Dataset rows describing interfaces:
• • • • •

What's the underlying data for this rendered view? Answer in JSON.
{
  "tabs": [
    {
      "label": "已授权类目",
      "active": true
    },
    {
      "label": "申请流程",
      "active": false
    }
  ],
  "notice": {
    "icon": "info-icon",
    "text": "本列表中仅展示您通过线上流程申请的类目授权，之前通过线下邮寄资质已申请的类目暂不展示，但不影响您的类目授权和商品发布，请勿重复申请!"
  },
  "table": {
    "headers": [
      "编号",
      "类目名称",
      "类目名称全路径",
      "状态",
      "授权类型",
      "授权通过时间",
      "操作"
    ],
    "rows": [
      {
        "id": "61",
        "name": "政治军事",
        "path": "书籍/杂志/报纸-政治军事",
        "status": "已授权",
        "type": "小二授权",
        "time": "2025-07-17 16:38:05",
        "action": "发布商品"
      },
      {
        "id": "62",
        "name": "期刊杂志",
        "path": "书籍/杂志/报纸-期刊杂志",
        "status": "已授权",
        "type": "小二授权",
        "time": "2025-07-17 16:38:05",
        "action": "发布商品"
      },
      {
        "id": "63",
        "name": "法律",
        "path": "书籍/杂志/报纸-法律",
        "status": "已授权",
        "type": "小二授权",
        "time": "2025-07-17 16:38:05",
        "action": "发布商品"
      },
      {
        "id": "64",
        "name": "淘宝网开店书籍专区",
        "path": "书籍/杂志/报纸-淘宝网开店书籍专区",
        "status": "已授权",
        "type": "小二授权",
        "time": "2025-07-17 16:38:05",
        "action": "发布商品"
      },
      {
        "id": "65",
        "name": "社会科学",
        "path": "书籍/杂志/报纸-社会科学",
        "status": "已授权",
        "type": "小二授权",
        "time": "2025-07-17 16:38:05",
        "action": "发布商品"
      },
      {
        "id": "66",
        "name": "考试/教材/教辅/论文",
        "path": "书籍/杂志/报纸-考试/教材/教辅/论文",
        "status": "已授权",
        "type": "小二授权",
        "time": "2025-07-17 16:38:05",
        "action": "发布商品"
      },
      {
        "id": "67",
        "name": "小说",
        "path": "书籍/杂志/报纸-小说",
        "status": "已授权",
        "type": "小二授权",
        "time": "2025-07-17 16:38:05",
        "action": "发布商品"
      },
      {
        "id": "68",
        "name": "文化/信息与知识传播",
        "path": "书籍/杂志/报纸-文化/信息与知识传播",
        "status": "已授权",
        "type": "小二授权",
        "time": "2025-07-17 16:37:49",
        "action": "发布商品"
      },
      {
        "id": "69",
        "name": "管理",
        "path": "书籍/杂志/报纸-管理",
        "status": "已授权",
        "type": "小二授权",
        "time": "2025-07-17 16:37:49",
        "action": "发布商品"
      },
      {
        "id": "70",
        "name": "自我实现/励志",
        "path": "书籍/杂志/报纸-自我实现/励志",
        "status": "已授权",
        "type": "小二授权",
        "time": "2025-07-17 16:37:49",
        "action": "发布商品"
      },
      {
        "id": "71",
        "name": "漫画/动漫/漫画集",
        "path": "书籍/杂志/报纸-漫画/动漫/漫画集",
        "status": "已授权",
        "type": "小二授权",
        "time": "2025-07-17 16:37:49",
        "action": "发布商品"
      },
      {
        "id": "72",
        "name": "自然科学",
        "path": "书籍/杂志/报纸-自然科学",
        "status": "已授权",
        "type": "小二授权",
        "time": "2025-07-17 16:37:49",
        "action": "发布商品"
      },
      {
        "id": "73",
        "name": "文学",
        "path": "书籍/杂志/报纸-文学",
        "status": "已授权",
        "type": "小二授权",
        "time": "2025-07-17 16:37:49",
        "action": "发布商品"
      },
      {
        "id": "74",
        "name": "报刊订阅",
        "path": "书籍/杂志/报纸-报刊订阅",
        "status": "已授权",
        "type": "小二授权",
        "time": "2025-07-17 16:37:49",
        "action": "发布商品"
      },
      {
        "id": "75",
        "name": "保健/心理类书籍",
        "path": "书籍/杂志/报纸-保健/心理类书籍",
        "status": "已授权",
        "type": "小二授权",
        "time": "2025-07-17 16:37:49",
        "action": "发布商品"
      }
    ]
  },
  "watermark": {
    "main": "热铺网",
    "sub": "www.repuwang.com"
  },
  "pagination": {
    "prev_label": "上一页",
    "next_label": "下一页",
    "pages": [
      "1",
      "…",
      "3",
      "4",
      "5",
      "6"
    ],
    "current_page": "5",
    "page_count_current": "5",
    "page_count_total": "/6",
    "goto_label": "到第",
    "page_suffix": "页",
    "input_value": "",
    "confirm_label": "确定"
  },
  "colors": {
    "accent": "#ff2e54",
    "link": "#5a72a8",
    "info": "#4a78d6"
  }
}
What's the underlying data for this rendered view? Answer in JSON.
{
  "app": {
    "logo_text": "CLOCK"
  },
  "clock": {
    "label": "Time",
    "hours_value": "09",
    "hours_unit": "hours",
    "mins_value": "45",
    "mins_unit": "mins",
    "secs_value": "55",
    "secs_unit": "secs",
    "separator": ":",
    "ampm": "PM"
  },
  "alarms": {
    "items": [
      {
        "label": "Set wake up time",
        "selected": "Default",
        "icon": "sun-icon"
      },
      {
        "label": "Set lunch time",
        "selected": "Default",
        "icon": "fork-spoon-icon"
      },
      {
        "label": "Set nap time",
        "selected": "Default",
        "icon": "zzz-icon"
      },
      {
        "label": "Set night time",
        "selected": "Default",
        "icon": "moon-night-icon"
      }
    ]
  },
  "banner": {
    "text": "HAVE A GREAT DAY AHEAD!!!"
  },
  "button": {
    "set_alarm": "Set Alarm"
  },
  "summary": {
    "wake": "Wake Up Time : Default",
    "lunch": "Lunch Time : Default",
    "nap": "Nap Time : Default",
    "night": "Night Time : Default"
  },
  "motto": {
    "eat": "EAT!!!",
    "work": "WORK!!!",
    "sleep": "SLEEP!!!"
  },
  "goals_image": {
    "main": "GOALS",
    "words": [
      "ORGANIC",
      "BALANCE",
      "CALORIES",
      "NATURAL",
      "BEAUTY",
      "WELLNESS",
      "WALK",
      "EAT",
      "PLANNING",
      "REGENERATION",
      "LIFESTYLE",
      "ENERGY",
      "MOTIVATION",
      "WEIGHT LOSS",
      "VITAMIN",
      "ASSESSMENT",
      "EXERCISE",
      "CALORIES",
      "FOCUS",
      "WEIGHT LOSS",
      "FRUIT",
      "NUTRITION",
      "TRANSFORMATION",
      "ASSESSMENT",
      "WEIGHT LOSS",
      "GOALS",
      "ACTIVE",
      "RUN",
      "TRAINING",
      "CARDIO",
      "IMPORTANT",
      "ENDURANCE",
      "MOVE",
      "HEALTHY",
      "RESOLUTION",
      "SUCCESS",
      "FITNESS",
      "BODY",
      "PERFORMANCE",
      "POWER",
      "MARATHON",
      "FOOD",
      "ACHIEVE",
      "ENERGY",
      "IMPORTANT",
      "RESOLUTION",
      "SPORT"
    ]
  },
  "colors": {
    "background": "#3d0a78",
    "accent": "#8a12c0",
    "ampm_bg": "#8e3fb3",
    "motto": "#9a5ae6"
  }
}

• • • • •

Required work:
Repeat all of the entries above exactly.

Result below:
What's the underlying data for this rendered view? Answer in JSON.
{
  "tabs": [
    {
      "label": "已授权类目",
      "active": true
    },
    {
      "label": "申请流程",
      "active": false
    }
  ],
  "notice": {
    "icon": "info-icon",
    "text": "本列表中仅展示您通过线上流程申请的类目授权，之前通过线下邮寄资质已申请的类目暂不展示，但不影响您的类目授权和商品发布，请勿重复申请!"
  },
  "table": {
    "headers": [
      "编号",
      "类目名称",
      "类目名称全路径",
      "状态",
      "授权类型",
      "授权通过时间",
      "操作"
    ],
    "rows": [
      {
        "id": "61",
        "name": "政治军事",
        "path": "书籍/杂志/报纸-政治军事",
        "status": "已授权",
        "type": "小二授权",
        "time": "2025-07-17 16:38:05",
        "action": "发布商品"
      },
      {
        "id": "62",
        "name": "期刊杂志",
        "path": "书籍/杂志/报纸-期刊杂志",
        "status": "已授权",
        "type": "小二授权",
        "time": "2025-07-17 16:38:05",
        "action": "发布商品"
      },
      {
        "id": "63",
        "name": "法律",
        "path": "书籍/杂志/报纸-法律",
        "status": "已授权",
        "type": "小二授权",
        "time": "2025-07-17 16:38:05",
        "action": "发布商品"
      },
      {
        "id": "64",
        "name": "淘宝网开店书籍专区",
        "path": "书籍/杂志/报纸-淘宝网开店书籍专区",
        "status": "已授权",
        "type": "小二授权",
        "time": "2025-07-17 16:38:05",
        "action": "发布商品"
      },
      {
        "id": "65",
        "name": "社会科学",
        "path": "书籍/杂志/报纸-社会科学",
        "status": "已授权",
        "type": "小二授权",
        "time": "2025-07-17 16:38:05",
        "action": "发布商品"
      },
      {
        "id": "66",
        "name": "考试/教材/教辅/论文",
        "path": "书籍/杂志/报纸-考试/教材/教辅/论文",
        "status": "已授权",
        "type": "小二授权",
        "time": "2025-07-17 16:38:05",
        "action": "发布商品"
      },
      {
        "id": "67",
        "name": "小说",
        "path": "书籍/杂志/报纸-小说",
        "status": "已授权",
        "type": "小二授权",
        "time": "2025-07-17 16:38:05",
        "action": "发布商品"
      },
      {
        "id": "68",
        "name": "文化/信息与知识传播",
        "path": "书籍/杂志/报纸-文化/信息与知识传播",
        "status": "已授权",
        "type": "小二授权",
        "time": "2025-07-17 16:37:49",
        "action": "发布商品"
      },
      {
        "id": "69",
        "name": "管理",
        "path": "书籍/杂志/报纸-管理",
        "status": "已授权",
        "type": "小二授权",
        "time": "2025-07-17 16:37:49",
        "action": "发布商品"
      },
      {
        "id": "70",
        "name": "自我实现/励志",
        "path": "书籍/杂志/报纸-自我实现/励志",
        "status": "已授权",
        "type": "小二授权",
        "time": "2025-07-17 16:37:49",
        "action": "发布商品"
      },
      {
        "id": "71",
        "name": "漫画/动漫/漫画集",
        "path": "书籍/杂志/报纸-漫画/动漫/漫画集",
        "status": "已授权",
        "type": "小二授权",
        "time": "2025-07-17 16:37:49",
        "action": "发布商品"
      },
      {
        "id": "72",
        "name": "自然科学",
        "path": "书籍/杂志/报纸-自然科学",
        "status": "已授权",
        "type": "小二授权",
        "time": "2025-07-17 16:37:49",
        "action": "发布商品"
      },
      {
        "id": "73",
        "name": "文学",
        "path": "书籍/杂志/报纸-文学",
        "status": "已授权",
        "type": "小二授权",
        "time": "2025-07-17 16:37:49",
        "action": "发布商品"
      },
      {
        "id": "74",
        "name": "报刊订阅",
        "path": "书籍/杂志/报纸-报刊订阅",
        "status": "已授权",
        "type": "小二授权",
        "time": "2025-07-17 16:37:49",
        "action": "发布商品"
      },
      {
        "id": "75",
        "name": "保健/心理类书籍",
        "path": "书籍/杂志/报纸-保健/心理类书籍",
        "status": "已授权",
        "type": "小二授权",
        "time": "2025-07-17 16:37:49",
        "action": "发布商品"
      }
    ]
  },
  "watermark": {
    "main": "热铺网",
    "sub": "www.repuwang.com"
  },
  "pagination": {
    "prev_label": "上一页",
    "next_label": "下一页",
    "pages": [
      "1",
      "…",
      "3",
      "4",
      "5",
      "6"
    ],
    "current_page": "5",
    "page_count_current": "5",
    "page_count_total": "/6",
    "goto_label": "到第",
    "page_suffix": "页",
    "input_value": "",
    "confirm_label": "确定"
  },
  "colors": {
    "accent": "#ff2e54",
    "link": "#5a72a8",
    "info": "#4a78d6"
  }
}
What's the underlying data for this rendered view? Answer in JSON.
{
  "app": {
    "logo_text": "CLOCK"
  },
  "clock": {
    "label": "Time",
    "hours_value": "09",
    "hours_unit": "hours",
    "mins_value": "45",
    "mins_unit": "mins",
    "secs_value": "55",
    "secs_unit": "secs",
    "separator": ":",
    "ampm": "PM"
  },
  "alarms": {
    "items": [
      {
        "label": "Set wake up time",
        "selected": "Default",
        "icon": "sun-icon"
      },
      {
        "label": "Set lunch time",
        "selected": "Default",
        "icon": "fork-spoon-icon"
      },
      {
        "label": "Set nap time",
        "selected": "Default",
        "icon": "zzz-icon"
      },
      {
        "label": "Set night time",
        "selected": "Default",
        "icon": "moon-night-icon"
      }
    ]
  },
  "banner": {
    "text": "HAVE A GREAT DAY AHEAD!!!"
  },
  "button": {
    "set_alarm": "Set Alarm"
  },
  "summary": {
    "wake": "Wake Up Time : Default",
    "lunch": "Lunch Time : Default",
    "nap": "Nap Time : Default",
    "night": "Night Time : Default"
  },
  "motto": {
    "eat": "EAT!!!",
    "work": "WORK!!!",
    "sleep": "SLEEP!!!"
  },
  "goals_image": {
    "main": "GOALS",
    "words": [
      "ORGANIC",
      "BALANCE",
      "CALORIES",
      "NATURAL",
      "BEAUTY",
      "WELLNESS",
      "WALK",
      "EAT",
      "PLANNING",
      "REGENERATION",
      "LIFESTYLE",
      "ENERGY",
      "MOTIVATION",
      "WEIGHT LOSS",
      "VITAMIN",
      "ASSESSMENT",
      "EXERCISE",
      "CALORIES",
      "FOCUS",
      "WEIGHT LOSS",
      "FRUIT",
      "NUTRITION",
      "TRANSFORMATION",
      "ASSESSMENT",
      "WEIGHT LOSS",
      "GOALS",
      "ACTIVE",
      "RUN",
      "TRAINING",
      "CARDIO",
      "IMPORTANT",
      "ENDURANCE",
      "MOVE",
      "HEALTHY",
      "RESOLUTION",
      "SUCCESS",
      "FITNESS",
      "BODY",
      "PERFORMANCE",
      "POWER",
      "MARATHON",
      "FOOD",
      "ACHIEVE",
      "ENERGY",
      "IMPORTANT",
      "RESOLUTION",
      "SPORT"
    ]
  },
  "colors": {
    "background": "#3d0a78",
    "accent": "#8a12c0",
    "ampm_bg": "#8e3fb3",
    "motto": "#9a5ae6"
  }
}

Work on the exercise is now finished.